Sobiech, I. (2019). Remittances, finance, and growth: Does financial development foster the impact of remittances on economic growth? World Development, 113, 44-59.
Solow, R. M. (1956). A contribution to the theory of economic growth. The Quarterly Journal of Economics, 70(1), 65-94.
Sumata, C. (2008). Migrant remittances as a new source for development finance: The case of sub-Saharan Africa. OSSREA Bulletin, 5(1), 18-28.
Uddin, G. S., & Sjö, B. (2013). Remittances, financial development and economic growth in Bangladesh. South Asia Economic Journal, 14(2), 261-273.
World Bank (2006). Global economics prospects: Economic implications of remittances and Migration.
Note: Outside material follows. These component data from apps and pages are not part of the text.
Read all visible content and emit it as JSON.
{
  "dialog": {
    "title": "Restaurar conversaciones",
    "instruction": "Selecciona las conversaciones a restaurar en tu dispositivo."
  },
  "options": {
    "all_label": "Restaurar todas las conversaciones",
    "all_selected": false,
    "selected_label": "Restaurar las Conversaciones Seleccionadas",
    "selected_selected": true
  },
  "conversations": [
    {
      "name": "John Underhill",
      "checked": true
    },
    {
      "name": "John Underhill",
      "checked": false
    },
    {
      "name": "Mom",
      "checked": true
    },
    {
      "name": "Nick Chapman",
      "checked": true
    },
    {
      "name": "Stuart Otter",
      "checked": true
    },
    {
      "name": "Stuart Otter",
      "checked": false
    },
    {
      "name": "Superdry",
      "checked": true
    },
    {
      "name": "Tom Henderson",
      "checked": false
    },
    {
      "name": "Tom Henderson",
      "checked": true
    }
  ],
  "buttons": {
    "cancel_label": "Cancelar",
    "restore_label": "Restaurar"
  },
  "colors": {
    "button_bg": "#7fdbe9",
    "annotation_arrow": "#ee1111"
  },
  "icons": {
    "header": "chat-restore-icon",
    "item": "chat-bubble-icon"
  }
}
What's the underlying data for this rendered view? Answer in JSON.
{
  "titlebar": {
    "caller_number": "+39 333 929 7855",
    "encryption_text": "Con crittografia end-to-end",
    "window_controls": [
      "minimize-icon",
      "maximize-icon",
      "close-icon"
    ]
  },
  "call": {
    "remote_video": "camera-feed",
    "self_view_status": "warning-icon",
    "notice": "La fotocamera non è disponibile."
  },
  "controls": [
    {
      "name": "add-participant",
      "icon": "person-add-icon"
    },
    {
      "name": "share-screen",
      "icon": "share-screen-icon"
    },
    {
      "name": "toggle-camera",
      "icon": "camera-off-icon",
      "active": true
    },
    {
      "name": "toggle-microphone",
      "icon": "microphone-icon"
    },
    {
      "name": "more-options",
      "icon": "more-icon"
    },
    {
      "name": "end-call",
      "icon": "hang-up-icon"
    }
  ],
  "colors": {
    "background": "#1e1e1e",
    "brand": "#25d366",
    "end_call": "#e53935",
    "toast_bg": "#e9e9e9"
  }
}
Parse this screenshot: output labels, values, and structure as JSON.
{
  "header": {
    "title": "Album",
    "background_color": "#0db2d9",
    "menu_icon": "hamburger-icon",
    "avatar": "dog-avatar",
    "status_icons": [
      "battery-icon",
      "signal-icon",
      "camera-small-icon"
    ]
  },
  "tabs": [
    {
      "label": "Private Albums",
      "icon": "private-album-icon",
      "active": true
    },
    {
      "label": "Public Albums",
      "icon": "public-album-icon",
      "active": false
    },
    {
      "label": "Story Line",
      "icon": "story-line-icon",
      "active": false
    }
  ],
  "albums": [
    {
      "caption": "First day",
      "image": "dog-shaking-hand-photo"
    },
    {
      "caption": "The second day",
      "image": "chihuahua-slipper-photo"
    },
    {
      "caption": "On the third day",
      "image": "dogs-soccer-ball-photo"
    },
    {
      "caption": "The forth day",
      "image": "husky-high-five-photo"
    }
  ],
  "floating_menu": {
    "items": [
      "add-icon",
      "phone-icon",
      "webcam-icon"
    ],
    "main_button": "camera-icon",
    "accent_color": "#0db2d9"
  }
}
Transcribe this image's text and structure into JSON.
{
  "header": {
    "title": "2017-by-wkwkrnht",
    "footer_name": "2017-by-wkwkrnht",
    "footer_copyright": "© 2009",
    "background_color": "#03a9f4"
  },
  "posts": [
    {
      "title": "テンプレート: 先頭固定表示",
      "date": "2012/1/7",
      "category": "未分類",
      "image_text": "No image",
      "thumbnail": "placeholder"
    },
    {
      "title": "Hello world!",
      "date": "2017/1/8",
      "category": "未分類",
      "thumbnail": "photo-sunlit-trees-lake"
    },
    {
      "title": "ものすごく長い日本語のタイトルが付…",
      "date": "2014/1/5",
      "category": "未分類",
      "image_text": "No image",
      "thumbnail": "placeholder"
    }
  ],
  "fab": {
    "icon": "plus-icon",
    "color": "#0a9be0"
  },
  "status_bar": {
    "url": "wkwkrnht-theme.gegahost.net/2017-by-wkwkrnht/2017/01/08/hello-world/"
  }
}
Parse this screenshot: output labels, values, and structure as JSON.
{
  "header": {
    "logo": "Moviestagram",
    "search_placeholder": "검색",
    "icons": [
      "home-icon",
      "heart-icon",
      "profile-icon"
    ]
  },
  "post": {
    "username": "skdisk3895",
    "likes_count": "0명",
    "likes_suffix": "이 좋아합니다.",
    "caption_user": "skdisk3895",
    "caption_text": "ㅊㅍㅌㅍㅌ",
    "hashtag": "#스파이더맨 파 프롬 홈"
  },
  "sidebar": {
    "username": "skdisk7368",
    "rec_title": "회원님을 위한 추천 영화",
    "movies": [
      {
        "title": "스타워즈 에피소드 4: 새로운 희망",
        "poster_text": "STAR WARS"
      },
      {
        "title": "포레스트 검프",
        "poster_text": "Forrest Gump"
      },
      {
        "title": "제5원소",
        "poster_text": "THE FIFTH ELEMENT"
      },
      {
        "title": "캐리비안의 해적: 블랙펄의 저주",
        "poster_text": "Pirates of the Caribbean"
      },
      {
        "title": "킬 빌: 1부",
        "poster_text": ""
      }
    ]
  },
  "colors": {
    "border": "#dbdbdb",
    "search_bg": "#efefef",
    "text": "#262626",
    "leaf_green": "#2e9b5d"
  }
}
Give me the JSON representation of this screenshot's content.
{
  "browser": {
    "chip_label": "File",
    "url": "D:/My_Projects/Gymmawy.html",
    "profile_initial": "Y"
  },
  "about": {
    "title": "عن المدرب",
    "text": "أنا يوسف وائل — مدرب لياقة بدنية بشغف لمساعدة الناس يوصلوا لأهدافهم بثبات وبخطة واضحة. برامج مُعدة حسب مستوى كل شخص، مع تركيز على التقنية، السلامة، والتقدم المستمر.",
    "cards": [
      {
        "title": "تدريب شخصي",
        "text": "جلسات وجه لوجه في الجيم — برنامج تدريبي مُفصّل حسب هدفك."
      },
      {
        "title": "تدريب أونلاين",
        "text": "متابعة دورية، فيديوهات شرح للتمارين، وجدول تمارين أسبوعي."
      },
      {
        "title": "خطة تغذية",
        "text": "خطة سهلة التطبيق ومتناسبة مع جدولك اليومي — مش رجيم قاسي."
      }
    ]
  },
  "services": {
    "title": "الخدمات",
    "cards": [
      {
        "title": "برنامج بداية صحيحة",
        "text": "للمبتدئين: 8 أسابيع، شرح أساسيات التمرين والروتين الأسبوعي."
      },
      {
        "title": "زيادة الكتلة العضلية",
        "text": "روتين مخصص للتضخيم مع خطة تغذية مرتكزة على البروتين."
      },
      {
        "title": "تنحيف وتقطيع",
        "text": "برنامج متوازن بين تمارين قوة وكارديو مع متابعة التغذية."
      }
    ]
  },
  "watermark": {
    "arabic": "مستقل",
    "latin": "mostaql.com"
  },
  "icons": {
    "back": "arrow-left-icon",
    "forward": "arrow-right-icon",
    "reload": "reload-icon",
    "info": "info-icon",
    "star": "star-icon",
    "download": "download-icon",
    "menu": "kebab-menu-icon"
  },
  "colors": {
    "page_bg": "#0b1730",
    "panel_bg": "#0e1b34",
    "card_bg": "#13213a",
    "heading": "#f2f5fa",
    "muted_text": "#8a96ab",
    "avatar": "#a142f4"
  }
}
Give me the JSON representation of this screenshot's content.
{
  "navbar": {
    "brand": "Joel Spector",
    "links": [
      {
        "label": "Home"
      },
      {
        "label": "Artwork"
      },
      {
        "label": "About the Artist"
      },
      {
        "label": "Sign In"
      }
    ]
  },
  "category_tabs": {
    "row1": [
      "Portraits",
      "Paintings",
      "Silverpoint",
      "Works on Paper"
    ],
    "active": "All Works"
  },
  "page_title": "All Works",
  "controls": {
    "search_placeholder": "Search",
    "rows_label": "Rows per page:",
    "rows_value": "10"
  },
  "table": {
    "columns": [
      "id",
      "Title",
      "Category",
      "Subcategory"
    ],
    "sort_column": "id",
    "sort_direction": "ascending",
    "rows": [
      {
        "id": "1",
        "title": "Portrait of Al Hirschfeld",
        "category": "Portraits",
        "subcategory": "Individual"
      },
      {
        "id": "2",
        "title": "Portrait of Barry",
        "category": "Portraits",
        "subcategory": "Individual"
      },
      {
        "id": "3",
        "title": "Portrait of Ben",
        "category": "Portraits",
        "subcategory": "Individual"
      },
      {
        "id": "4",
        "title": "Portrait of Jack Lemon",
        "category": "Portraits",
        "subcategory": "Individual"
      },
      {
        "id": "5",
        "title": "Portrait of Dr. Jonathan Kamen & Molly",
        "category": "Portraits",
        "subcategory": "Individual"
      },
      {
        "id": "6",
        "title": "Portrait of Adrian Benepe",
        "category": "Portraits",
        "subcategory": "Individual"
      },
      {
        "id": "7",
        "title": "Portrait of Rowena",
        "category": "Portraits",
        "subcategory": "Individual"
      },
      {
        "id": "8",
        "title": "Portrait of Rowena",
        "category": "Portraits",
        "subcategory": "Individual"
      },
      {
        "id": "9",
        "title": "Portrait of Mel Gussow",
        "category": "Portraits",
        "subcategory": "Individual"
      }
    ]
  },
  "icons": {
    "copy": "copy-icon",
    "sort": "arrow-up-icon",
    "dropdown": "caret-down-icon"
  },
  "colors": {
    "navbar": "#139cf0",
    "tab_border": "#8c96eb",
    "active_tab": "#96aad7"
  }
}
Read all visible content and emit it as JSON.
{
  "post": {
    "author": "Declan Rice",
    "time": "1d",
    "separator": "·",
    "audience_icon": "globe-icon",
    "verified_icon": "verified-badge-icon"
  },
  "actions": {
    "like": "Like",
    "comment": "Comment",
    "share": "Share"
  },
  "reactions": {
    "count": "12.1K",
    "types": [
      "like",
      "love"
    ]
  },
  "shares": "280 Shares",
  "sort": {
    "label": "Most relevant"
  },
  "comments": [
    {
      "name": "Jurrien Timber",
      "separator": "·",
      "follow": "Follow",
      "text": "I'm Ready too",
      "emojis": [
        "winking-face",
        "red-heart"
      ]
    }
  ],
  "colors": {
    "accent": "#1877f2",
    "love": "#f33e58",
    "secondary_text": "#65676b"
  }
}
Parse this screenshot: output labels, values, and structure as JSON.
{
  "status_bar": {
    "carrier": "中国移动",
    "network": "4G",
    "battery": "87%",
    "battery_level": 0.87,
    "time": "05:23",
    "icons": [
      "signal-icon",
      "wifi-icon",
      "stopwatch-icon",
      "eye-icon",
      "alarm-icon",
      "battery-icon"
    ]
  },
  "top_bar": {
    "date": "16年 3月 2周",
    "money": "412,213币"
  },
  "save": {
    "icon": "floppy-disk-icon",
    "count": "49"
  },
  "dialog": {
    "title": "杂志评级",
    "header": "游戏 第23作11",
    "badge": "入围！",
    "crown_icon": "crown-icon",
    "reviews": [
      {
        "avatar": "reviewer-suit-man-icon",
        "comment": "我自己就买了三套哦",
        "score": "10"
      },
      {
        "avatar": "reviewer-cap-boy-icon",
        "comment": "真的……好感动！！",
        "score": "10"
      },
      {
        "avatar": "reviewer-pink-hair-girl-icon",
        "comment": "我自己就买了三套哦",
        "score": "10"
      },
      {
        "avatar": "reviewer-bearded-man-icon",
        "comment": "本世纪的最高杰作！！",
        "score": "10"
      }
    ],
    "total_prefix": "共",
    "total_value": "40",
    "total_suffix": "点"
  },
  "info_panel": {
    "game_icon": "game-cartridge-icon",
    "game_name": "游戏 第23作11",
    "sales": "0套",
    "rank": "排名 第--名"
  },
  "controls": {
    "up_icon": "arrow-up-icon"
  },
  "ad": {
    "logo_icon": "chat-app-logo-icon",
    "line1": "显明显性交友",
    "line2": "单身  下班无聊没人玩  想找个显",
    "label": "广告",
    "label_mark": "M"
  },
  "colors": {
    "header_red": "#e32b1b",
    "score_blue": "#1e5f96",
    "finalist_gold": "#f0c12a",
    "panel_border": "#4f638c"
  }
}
Washington, D.C.
World Bank (2016). Migration and remittances: Factbook 2016. Available at http://www.worldbank.org/en/research/brief/migration-andremittances, Accessed on November 2, 2018.
World Bank (2018a). GDP per capita growth (annual %). Available at https://data.worldbank.org/indicator/NY.GDP.PCAP.KD.ZG. Accessed on November 11, 2018.
World Bank (2018b). Personal remittances received (% of GDP). Available at https://data.worldbank.org/indicator/BX.TRF.PWKR.DT.GD.ZS. Accessed on November 11, 2018.
World Bank (2018c). Domestic credit to the private sector by banks (% of GDP). Available at https://data.worldbank.org/indicator/FD.AST.PRVT. GD.ZS. Accessed: 11.11.2018.
World Bank (2018d). Gross fixed capital formation (% of GDP). Available at https://data.worldbank.org/indicator/NE.GDI.FTOT.ZS. Accessed: 11.11.2018
World Bank (2018e). School enrollment, primary (% gross). Available at https://data.worldbank.org/indicator/SE.TER.ENRR. Accessed: 11.11.2018.
World Bank (2018f). Population growth (annual %). Available at https://data. worldbank.org/indicator/SP.POP.GROW. Accessed: 11.11.2018
World Bank (2018g). Inflation, GDP deflator (annual %). Available at https://data.worldbank.org/indicator/NY.GDP.DEFL.KD.ZG. Accessed: 11.11.2018
Zghidi, N., & Abida, Z. (2015). Remittances, economic freedom, and economic growth in North African countries. The Romanian Economic Journal, 18(52), 139-162.